Based on what has happened to date, I think we have to conclude that Dan Fox was right. Given that, what can the academic medicine community do to try to increase the aggregate supply of physicians in this country? It seems to me that the leadership of academic medicine should concentrate its advocacy efforts—efforts to affect government policy—on this issue. And I believe that federal policymakers should be the primary target of those efforts. Why? Because if the Medicare caps on GME sponsors are not removed, I don’t believe there is a reasonable chance that the number of entry-level GME positions will be increased to the number needed. Furthermore, I think it will take some kind of federal program to encourage and assist states that might be willing to open new medical schools to do so.
I suspect many will maintain that it is foolish to believe that the federal government will take the lead in addressing the projected physician shortage. I am pretty sure that most will find it inconceivable that the federal government would establish a program designed to catalyze the development of new schools, or the expansion of enrollments in existing schools. Maybe, but it is worth recalling that federal programs designed for those very purposes were largely responsible for doubling the number of students enrolled in allopathic medical schools in this country during the 1960s and 1970s.
Regardless, I think that increasing the aggregate supply of physicians deserves the undivided attention of the academic medicine community for the simple reason that it is the most important health policy issue facing this country. If the projected shortage of physicians materializes to the degree expected, many individuals in this country will find it extremely difficult, if not impossible, to obtain needed medical care. And those who will suffer most will be those who are currently uninsured or underinsured. Think what this will mean for efforts under way to eliminate the health disparities that exist largely along socioeconomic lines in this country. But if the magnitude of the projected shortages is close to being accurate, it will also have an impact on the health of those who are not among the most vulnerable of our citizens.

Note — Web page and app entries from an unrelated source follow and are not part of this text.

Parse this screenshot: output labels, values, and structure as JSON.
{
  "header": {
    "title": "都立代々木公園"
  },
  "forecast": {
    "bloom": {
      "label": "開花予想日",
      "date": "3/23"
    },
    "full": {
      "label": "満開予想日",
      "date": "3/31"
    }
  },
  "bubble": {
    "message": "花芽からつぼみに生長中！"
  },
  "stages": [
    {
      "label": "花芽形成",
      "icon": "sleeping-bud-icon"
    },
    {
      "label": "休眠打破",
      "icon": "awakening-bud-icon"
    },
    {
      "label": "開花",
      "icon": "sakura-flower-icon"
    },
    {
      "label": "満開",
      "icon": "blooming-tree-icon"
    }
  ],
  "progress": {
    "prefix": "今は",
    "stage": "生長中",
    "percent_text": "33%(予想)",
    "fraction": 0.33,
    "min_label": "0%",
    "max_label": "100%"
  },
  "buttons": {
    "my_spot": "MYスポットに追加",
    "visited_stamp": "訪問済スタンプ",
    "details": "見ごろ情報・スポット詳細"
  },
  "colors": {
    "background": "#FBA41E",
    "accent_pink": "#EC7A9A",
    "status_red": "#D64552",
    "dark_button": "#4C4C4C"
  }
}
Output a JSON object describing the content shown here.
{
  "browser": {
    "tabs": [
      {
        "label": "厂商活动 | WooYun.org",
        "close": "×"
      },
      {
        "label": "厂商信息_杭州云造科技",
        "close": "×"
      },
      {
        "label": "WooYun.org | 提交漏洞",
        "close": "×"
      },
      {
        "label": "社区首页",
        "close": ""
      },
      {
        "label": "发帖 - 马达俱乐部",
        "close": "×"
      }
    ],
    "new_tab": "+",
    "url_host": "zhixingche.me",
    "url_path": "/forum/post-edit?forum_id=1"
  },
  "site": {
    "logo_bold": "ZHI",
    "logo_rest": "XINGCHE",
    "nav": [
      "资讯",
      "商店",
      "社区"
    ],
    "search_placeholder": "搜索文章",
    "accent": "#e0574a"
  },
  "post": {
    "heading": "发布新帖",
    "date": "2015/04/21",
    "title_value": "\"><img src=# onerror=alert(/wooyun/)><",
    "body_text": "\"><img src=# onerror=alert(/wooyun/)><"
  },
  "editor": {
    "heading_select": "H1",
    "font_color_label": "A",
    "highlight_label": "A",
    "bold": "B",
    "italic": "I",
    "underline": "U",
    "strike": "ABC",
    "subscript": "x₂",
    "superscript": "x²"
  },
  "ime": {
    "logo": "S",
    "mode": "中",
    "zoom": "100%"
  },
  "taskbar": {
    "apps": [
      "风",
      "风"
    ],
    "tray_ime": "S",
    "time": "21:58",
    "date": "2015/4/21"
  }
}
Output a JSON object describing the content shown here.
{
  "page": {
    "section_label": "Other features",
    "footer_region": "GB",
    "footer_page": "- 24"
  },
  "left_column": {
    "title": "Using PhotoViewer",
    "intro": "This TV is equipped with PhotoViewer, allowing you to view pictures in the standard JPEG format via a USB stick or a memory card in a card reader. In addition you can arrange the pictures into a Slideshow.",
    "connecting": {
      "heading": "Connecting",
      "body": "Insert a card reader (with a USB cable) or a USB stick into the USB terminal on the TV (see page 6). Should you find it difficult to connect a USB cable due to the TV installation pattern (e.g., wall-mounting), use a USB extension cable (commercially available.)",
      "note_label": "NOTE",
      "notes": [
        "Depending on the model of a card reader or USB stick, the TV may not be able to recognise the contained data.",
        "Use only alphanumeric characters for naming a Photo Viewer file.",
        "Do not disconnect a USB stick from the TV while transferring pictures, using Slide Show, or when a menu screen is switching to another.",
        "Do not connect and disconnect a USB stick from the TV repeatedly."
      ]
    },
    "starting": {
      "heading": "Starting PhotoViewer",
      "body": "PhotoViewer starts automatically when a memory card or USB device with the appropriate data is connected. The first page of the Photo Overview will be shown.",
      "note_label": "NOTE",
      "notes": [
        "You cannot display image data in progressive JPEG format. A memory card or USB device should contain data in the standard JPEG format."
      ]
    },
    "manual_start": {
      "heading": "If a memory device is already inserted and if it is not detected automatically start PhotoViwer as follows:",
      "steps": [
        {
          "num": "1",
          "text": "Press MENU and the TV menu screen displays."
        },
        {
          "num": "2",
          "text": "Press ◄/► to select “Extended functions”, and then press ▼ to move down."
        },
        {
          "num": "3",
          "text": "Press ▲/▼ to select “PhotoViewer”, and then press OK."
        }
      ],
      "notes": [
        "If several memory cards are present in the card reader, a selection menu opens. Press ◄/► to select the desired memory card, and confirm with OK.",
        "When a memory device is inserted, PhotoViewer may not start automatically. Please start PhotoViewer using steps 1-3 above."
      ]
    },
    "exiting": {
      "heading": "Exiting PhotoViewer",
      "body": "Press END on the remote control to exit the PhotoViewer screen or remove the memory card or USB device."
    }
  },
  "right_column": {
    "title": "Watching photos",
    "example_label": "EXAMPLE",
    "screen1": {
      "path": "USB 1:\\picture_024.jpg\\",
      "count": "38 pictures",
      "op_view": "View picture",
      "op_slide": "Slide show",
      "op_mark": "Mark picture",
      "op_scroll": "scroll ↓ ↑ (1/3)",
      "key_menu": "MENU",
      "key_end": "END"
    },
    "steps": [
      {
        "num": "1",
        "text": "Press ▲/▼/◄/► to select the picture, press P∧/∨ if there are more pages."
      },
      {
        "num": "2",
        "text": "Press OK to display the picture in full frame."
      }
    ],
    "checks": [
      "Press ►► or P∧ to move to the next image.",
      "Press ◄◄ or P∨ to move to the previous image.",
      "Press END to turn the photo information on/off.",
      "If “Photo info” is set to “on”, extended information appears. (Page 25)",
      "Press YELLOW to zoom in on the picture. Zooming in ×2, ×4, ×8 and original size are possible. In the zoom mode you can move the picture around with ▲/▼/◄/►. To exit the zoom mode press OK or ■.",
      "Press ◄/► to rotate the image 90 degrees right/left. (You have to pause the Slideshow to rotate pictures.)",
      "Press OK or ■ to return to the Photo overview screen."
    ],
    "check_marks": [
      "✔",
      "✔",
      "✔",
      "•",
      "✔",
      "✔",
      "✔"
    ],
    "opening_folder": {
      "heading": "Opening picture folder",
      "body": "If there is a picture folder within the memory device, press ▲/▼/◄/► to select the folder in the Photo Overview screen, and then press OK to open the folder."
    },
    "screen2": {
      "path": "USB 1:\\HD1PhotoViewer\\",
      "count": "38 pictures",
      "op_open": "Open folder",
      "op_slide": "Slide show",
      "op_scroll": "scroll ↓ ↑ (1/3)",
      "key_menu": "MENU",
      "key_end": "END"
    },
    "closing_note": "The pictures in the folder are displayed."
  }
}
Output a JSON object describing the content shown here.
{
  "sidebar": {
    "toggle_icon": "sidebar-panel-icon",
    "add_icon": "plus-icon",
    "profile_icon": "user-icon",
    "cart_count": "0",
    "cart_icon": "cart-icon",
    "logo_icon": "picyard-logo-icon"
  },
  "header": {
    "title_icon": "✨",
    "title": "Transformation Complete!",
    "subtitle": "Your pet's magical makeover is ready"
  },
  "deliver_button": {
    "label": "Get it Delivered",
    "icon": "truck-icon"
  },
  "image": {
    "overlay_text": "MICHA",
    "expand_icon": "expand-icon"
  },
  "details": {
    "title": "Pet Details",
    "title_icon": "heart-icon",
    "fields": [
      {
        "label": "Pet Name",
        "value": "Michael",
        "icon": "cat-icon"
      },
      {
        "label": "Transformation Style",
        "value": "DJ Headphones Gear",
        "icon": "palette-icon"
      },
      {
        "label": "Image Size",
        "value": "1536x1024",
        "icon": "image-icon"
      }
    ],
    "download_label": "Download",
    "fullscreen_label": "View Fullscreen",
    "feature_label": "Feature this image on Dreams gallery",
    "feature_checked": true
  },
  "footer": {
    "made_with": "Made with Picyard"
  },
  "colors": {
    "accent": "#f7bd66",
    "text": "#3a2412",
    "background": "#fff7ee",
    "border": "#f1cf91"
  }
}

I acknowledge that efforts to increase federal funding for biomedical research and other mission-related activities conducted in academic medical centers are important. But what meaning will the results of those efforts have if the patients who are to be served by them cannot gain access to the medical care they need? And what does it say about the professional values held by physicians in the academic community if we do not commit ourselves to this effort? I think we need a concerted initiative to impress on policy makers the seriousness of the issue we are facing. And the time to start is now.
Michael E. Whitcomb, MD